For the more than 3,000 students living in on-campus housing, even though they face increased housing rates every year, the proposed increase for next year may come as a surprise.
The Department of Residence Services will recommend to USF’s Board of Trustees a 6 percent increase from this year’s housing rates, which would be the largest increase since 1997.
USF raises its housing rates each year to account for cost of living increases, utility charges and to fund maintenance to the residence halls. The average increase during the last five years has been a little more than 3 percent.
Tom Kane, director of Residence Services, said the reasons for the increased hike are beyond USF’s control.
According to Kane, Higher prices for electricity, natural gas and sewage add to the rising cost of living, which will account for an anticipated 2.5 to 3.5 percent increase in rates for the next academic year, Kane said. Academic overhead, the other misc. costs, as well as funding used to pay university employees and funding for residence hall renovations, make up most of the difference.
“When, in 18 months, natural gas prices go up 100 percent like they have recently, it doesn’t give us much of a choice,” Kane said. “I don’t think a lot of people understand that Residence Services is an auxiliary; we don’t get any money from the university at all.”
Another consideration reflected in the proposal is some students’ housing contracts.

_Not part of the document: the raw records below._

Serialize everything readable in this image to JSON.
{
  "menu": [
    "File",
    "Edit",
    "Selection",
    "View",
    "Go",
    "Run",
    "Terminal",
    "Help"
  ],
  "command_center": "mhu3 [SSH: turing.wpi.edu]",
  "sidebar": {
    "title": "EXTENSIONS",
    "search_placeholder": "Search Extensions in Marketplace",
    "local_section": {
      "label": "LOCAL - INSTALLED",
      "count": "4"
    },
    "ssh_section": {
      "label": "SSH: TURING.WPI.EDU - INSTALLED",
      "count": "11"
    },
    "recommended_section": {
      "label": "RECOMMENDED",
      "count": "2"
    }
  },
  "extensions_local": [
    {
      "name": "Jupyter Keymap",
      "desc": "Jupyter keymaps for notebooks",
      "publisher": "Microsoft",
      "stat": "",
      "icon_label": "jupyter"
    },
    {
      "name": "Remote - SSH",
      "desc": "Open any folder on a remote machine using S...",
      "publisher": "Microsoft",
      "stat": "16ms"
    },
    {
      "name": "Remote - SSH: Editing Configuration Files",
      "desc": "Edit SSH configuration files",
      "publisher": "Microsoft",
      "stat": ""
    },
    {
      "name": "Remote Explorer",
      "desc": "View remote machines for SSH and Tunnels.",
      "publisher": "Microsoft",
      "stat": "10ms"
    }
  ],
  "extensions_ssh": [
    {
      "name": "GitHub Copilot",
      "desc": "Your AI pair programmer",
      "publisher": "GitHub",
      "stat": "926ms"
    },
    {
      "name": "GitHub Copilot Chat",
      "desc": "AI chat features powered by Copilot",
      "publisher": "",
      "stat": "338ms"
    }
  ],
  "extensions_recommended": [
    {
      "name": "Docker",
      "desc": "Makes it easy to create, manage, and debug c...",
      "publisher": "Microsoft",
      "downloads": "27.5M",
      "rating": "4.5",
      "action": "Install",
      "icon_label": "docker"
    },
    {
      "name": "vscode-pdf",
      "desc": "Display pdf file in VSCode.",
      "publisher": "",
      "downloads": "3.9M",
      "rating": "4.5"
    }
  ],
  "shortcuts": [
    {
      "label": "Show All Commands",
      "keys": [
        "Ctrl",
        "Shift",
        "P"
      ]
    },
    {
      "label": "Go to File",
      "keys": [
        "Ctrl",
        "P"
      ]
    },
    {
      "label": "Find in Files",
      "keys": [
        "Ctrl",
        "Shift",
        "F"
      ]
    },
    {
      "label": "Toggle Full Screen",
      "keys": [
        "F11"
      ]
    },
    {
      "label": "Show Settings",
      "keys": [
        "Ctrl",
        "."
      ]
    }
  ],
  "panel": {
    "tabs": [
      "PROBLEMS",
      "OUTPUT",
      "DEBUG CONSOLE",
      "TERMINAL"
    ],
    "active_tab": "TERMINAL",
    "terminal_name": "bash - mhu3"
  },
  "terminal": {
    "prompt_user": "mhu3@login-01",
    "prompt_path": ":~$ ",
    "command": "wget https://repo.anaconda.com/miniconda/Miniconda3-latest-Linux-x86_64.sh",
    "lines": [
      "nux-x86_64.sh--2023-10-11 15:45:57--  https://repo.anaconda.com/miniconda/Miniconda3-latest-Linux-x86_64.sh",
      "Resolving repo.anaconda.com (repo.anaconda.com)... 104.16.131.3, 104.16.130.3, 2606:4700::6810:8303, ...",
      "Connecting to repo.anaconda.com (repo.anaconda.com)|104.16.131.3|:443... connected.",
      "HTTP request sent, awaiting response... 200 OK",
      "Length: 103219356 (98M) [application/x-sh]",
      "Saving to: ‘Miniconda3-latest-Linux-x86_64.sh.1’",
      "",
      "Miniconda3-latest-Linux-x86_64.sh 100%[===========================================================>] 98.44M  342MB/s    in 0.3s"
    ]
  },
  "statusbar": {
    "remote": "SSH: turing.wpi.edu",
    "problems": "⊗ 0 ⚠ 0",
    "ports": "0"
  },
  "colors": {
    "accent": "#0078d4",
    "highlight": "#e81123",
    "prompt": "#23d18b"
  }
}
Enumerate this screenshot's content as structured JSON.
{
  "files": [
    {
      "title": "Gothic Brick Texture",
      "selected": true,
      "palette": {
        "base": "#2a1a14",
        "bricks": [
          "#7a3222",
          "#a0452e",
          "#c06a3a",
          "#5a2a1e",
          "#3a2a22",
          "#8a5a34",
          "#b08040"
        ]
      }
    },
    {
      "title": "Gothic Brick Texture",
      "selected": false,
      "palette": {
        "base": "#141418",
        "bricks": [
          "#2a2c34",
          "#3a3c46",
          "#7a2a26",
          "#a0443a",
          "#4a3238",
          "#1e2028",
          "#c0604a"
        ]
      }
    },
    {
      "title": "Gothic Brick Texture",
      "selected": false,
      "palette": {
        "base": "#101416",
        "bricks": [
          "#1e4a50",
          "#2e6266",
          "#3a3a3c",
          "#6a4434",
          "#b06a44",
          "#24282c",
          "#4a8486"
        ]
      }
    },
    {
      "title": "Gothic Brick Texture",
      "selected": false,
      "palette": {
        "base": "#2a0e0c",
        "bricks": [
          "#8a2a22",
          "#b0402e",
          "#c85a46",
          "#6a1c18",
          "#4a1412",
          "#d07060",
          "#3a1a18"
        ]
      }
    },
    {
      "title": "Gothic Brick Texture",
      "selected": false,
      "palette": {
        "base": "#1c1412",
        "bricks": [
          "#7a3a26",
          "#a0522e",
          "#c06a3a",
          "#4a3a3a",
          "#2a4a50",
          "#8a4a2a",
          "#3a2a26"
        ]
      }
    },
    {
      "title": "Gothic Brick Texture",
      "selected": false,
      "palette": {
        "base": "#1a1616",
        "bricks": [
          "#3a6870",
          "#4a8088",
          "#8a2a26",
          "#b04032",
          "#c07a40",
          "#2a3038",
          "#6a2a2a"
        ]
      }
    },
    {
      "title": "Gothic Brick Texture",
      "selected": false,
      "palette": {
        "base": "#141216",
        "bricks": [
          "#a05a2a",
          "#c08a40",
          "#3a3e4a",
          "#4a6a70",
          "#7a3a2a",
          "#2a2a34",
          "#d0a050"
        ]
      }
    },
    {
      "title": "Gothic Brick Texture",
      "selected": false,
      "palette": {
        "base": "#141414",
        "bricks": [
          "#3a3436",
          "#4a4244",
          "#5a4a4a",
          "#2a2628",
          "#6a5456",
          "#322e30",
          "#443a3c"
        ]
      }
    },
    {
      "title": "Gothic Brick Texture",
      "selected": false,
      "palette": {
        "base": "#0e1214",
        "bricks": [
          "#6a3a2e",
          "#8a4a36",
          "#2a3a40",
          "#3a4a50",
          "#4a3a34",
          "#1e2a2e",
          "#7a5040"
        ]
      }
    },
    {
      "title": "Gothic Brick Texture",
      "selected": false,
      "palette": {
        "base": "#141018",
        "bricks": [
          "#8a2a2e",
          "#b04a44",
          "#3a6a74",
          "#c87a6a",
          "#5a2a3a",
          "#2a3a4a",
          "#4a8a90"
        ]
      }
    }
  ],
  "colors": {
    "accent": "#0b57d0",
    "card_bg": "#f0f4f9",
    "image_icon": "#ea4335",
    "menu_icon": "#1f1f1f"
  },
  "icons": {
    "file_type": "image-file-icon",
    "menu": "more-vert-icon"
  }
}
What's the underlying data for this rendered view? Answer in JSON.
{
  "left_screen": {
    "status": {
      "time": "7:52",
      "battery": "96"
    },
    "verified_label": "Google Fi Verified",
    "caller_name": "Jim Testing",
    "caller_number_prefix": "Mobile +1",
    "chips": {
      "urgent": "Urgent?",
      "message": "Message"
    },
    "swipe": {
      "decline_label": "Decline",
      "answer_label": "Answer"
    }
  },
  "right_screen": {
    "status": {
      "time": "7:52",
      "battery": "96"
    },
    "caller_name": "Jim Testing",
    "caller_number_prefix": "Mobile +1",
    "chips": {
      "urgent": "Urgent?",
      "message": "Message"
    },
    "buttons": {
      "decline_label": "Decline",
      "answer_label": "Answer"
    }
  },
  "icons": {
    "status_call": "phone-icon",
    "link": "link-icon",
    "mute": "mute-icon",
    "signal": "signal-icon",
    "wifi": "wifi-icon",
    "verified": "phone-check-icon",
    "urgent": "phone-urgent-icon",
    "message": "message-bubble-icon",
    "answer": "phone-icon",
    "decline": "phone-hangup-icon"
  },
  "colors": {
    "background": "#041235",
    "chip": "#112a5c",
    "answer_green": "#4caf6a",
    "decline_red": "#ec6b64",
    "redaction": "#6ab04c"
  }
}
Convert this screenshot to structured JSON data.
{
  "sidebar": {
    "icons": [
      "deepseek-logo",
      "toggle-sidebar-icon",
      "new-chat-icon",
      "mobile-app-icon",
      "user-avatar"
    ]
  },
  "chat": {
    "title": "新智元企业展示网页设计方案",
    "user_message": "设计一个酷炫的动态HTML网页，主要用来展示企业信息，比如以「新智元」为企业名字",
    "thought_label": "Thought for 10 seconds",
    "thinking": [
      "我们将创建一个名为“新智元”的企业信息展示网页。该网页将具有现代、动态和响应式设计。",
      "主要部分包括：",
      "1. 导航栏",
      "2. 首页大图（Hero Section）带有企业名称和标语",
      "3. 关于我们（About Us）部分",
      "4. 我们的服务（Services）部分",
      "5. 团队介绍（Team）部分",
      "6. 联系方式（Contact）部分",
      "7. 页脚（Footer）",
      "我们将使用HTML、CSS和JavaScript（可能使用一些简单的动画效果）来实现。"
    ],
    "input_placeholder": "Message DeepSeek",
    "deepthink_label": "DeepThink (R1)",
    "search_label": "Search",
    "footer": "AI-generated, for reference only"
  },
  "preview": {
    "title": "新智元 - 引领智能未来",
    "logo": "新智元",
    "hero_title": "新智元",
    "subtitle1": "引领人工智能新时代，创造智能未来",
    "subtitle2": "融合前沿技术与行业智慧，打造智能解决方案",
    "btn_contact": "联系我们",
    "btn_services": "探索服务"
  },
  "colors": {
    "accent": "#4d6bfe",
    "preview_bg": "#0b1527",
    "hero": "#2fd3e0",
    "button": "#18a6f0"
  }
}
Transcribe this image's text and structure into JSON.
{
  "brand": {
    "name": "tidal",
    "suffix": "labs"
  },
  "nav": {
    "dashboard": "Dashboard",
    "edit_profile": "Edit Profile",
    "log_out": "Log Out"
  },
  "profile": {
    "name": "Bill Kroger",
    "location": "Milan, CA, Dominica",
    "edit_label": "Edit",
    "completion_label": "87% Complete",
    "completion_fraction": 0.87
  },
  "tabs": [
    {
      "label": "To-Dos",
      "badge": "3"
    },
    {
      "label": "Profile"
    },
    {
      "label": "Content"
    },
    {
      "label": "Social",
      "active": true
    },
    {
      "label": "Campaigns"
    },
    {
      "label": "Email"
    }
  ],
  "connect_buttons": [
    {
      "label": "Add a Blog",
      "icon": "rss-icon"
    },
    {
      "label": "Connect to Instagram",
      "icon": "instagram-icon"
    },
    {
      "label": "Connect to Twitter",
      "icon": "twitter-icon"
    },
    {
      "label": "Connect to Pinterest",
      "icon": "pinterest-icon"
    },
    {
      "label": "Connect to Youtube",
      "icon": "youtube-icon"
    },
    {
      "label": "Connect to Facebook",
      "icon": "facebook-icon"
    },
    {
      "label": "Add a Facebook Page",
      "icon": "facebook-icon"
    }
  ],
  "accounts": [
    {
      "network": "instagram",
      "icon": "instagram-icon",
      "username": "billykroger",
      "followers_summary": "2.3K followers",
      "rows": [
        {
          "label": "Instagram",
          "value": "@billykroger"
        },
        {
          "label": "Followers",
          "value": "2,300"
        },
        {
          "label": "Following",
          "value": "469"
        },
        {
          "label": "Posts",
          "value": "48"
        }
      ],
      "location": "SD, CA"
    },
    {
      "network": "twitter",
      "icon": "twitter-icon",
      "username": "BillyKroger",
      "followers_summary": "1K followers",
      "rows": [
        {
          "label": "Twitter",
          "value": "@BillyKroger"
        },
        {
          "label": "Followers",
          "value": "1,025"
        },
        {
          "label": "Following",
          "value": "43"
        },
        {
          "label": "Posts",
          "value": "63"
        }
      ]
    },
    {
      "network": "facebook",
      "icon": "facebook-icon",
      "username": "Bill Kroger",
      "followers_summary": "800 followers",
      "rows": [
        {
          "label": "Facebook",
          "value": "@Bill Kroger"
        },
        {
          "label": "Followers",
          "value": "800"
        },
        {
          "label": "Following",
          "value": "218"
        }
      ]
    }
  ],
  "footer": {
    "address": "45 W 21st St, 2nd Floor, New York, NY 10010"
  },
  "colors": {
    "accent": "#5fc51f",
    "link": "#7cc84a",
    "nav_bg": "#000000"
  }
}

Students living in the Magnolia Apartments sign nine-month contracts that include paying for rooms during winter break and two extra weeks before and after the academic year.
A contract for Magnolia runs from Aug. 15 to May 15 and allows them to stay during breaks, Kane said.
“We know a lot of freshman don’t want to stay; they go home during breaks. Under the proposal, we would be giving them the option of paying for the same academic year contract as residents in other halls.”
The change will cause an increase for all students, though, as Residence Services has to compensate for the lost funds, Kane said. USF will not renew its lease with Fontana Hall, but will open new residence halls when the Maple Apartments and Maple Hall II open in the fall. Residence Services said the residence hall reshuffling was not a cause for the higher increase.
Peggy Dorvil, chief of staff for the Residence Hall Association, said the RHA’s Executive Board is behind the proposal and that the board members understand the reasons behind the increase.
“All of us feel differently about the prices,” Dorvill said. “We do know why the increase is necessary, and we are endorsing the proposal. Overall, it is up to the trustees to decide. Being the voice of the students in the residence halls, we feel like we carry a lot of weight, and if they could find any way to decrease the rate, I’m sure they would follow it.”
Kane said the proposal, which was completed by Residence Services in December, will likely be voted on in early May. He will wait about two more weeks before bringing the proposal before the Board of Trustees so he can gather more feedback.
“No one ever likes a rate increase, but based on the circumstances, people understand why it has to be done and I think the students will accept that we have to do it,” Kane said.